What the task requires >> Your reply should be one number: how many lines of the material contain the word "icon".

Provided records >>

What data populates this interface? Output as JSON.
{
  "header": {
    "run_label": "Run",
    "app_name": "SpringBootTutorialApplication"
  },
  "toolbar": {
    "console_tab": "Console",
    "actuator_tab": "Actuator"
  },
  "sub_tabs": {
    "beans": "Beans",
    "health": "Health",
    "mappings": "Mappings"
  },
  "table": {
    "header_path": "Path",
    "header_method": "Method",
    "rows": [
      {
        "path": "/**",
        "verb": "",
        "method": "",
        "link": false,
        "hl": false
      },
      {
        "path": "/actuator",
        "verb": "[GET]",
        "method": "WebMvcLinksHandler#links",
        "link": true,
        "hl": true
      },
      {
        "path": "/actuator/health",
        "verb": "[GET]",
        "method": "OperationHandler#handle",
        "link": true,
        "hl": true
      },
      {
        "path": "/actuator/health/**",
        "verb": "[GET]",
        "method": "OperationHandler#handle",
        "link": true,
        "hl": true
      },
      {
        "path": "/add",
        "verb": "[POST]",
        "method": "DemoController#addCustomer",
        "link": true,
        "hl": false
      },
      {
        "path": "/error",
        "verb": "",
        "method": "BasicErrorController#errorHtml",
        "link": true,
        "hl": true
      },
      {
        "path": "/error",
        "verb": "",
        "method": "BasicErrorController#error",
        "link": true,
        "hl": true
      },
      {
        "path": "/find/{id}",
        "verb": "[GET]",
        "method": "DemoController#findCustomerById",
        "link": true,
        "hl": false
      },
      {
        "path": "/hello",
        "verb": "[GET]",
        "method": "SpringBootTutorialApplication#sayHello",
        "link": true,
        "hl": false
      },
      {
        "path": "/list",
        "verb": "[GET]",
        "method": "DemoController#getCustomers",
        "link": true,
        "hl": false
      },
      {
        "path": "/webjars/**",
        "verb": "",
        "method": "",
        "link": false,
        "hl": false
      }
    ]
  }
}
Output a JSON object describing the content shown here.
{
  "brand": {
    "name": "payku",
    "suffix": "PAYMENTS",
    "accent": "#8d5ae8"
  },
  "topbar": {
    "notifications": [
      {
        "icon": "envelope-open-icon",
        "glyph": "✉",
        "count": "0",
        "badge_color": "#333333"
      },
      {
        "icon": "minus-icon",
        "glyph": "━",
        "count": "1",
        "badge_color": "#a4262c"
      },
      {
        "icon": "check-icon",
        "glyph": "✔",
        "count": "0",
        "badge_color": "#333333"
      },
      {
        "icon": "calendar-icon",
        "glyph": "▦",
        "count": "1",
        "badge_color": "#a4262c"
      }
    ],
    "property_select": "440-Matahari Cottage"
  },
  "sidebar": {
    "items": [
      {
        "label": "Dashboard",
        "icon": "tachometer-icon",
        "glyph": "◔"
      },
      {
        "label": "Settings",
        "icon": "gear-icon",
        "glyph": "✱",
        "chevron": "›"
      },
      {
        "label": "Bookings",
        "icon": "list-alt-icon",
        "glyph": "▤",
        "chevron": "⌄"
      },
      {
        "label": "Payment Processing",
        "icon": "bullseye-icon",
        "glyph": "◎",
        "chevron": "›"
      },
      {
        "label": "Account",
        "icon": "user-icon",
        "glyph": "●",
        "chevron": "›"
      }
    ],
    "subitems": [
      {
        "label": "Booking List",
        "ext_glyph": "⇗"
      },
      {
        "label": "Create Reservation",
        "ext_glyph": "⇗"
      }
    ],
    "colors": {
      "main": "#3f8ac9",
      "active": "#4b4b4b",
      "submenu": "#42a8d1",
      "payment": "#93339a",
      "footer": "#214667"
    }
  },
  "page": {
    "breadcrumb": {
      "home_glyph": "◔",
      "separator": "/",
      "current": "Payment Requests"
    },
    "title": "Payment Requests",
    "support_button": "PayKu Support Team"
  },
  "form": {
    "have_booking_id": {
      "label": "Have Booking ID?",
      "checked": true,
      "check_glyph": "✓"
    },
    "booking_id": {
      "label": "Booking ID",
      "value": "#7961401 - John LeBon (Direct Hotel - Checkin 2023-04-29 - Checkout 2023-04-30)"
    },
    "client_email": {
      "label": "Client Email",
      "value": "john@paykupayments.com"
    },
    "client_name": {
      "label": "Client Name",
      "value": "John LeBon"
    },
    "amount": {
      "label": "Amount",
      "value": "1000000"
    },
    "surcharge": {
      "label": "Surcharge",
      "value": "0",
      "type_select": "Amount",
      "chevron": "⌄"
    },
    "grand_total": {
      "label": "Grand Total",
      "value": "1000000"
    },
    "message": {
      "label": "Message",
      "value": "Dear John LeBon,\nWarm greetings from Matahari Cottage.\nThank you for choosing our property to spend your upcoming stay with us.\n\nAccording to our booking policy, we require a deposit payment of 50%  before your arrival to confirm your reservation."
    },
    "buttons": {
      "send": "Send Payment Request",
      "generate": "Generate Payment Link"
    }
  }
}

Worked solution >> 9